SIDS is a parent's worst nightmare. The causes of Sudden Infant Death Syndrome are still unknown, but by taking a few simple precautions, you can reduce the risk of SIDS happening to your baby, and have some peace of mind that you've protected your child.

SIDS is also known as crib death and is defined as the unexplained death of a otherwise healthy, sleeping infant. Ongoing research has linked some specific risk factors to this syndrome. The thought of crib death is a worry for every new parent, but SIDS is actually quite rare, occurring in about 2 out of every 1000 infants.

What are thought to be the causes of SIDS ?

Much research has been done into just what causes SIDS and while it seems that most infants who succumb to it , seem to have been perfectly healthy babies, it is now thought that they might have had an underlying disorder that caused pauses or apneas in this breathing. There are many theories about why this would happen, from prematurity and low birth weight, a previous apnea where measures were taken to revive the baby, genetic factors, or malnutrition.

How do you know if your baby is at risk?

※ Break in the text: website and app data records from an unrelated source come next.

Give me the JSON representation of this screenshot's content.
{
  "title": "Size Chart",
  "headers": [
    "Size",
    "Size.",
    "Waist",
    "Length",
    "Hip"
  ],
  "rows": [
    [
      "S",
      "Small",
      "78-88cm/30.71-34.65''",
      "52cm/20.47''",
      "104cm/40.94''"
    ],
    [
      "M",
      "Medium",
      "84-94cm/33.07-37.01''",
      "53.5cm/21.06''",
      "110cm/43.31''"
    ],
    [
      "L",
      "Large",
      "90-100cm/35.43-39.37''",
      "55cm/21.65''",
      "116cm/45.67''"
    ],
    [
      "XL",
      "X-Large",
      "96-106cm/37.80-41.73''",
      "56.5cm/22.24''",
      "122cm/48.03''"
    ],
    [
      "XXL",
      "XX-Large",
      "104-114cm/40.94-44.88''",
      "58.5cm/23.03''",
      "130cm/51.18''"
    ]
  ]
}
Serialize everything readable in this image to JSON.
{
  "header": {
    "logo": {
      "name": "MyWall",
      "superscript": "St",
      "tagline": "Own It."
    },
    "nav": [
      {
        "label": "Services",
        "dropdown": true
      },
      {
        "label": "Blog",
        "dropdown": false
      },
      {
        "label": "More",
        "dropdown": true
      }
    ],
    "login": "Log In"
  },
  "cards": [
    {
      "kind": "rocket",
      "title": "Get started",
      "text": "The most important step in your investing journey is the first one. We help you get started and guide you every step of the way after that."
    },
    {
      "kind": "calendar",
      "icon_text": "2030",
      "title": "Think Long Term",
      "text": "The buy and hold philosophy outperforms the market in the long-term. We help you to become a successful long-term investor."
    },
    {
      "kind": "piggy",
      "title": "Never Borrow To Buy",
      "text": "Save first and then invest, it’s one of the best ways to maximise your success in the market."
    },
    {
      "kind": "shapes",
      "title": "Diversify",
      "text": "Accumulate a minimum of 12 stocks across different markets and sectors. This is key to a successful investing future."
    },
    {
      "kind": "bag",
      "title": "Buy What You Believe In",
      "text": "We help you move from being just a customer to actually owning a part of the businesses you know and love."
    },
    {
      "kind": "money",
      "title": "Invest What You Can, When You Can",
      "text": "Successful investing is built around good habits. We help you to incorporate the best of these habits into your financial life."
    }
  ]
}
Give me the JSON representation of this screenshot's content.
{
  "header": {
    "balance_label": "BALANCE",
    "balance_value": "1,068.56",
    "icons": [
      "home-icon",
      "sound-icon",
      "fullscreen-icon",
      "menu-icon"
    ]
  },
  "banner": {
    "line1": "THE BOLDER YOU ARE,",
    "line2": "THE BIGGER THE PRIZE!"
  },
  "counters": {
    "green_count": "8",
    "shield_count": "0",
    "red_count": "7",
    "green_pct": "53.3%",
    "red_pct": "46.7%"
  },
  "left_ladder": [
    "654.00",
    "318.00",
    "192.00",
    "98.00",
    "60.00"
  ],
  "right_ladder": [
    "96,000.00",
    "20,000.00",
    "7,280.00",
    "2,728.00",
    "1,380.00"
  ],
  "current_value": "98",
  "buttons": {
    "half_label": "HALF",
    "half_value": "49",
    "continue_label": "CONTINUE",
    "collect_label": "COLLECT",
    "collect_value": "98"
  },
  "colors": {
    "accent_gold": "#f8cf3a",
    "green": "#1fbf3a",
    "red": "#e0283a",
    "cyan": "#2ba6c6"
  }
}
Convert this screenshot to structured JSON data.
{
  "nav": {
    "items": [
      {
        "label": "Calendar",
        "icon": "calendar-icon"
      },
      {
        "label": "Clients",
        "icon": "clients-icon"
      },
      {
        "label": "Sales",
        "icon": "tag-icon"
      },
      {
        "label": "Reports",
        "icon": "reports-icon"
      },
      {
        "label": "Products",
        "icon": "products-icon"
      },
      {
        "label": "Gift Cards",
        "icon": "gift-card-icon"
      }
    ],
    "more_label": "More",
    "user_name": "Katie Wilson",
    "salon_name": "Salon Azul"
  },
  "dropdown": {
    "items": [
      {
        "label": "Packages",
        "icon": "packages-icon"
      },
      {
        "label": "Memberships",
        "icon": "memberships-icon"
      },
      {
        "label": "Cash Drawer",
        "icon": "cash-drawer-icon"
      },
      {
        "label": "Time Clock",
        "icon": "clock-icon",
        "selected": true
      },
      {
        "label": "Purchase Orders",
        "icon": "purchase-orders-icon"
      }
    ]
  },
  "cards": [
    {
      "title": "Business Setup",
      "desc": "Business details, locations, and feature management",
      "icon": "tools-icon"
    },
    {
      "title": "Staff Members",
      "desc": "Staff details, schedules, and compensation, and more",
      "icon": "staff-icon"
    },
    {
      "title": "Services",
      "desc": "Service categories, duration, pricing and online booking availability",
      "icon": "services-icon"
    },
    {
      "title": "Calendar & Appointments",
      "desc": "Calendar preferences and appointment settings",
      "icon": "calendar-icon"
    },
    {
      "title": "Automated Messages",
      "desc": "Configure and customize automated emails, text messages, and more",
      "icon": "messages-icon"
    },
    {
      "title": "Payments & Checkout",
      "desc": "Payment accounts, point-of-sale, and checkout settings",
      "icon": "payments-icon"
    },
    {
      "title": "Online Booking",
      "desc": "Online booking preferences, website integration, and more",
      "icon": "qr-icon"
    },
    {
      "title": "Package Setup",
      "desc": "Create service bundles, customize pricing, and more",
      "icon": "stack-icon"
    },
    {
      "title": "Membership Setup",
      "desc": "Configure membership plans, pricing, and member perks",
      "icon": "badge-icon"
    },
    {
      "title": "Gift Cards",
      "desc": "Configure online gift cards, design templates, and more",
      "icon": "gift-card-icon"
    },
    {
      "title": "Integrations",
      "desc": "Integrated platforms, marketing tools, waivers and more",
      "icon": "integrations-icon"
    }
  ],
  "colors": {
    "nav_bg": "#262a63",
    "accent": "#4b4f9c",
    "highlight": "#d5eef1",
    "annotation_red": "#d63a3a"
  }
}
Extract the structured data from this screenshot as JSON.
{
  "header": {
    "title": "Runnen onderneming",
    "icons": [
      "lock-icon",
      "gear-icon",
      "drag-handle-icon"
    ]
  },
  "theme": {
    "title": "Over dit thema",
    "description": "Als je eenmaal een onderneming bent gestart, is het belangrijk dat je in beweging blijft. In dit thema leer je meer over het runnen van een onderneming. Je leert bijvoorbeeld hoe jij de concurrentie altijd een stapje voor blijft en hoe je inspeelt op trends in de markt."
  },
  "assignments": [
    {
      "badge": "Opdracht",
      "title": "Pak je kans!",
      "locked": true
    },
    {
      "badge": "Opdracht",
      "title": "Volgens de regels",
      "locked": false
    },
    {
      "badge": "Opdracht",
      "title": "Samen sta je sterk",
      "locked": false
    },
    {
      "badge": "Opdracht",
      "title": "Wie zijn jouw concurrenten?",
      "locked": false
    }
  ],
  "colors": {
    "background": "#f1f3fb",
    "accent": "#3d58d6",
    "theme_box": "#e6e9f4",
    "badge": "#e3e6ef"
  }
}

SIDS seems to occur during an infant's first 6 months of life, most often in the winter months, and usually between midnight and 8am. Babies most at risk at those who were born prematurely, boys more often than girls, babies whose families have a history of SIDS and those born to mothers who smoke cigarettes. Research also seems to show that babies who sleep on their tummies are more at risk and the recommendations are that parents place their infants on their backs for sleeping.

Are breathing monitors necessary ?

Some parents feel better having some kind of monitoring system during the night. The problem is that almost all very young babies will have brief little pauses in breathing that are common and harmless, but that will set off the alarms, scaring the parents badly. Monitors are a good idea where there is a history of SIDS in the family , or if your baby suffers from heart or lung problems.

How to reduce the risk of SIDS:

-Never smoke or let anyone else smoke near your baby.
-lay your baby on her back to sleep.
-look at a sleep sack that zips up rather than blankets that can get pulled over baby's face during the night.
- make sure your baby is not too hot - check for overheating by feeling the back of her neck or her chest. It should feel warm and dry not hot and sweaty.
- use a clean, new and firm mattress for your baby to sleep on.
- avoid fluffy quilts and comforters in the crib
- don't place stuffed animals or pillows in the crib
- make sure the crib is not against any form of heat source.
- never use a hot water bottle or electric blanket in the crib.

Concerns to watch out for:

Contact your pediatrician if your baby has any of the following signs:
- very hot or very cold to the touch
- turns blue or very pale, especially while sleeping
- seems to be having troubles breathing from a cold or chest infection
- has a convulsion
- has quick, shallow breathing or snores all the time
- seems very hard to wake up or is exceptionally drowsy
- seems to have a very slow pulse.

While SIDS is rare, it is a scary thing to have to worry about and most parents breathe a huge sigh of relief once the 6 month mark has passed. Learning infant CPR can help make parents feel more secure in knowing they could help save their babies life if needed.

Author's Bio: 

Kimberley Becker is the founder and author of a website for parents of twins at

She is a stay at home mom of four beautiful children, 2 boys and 2 girls. She has a degree in Applied Counseling and Early Childhood Education and has previously worked as a special needs worker, a Counselor for abused women, and a Counselor for High Risk Youth. For a more complete discussion about the ways to prevent SIDS visit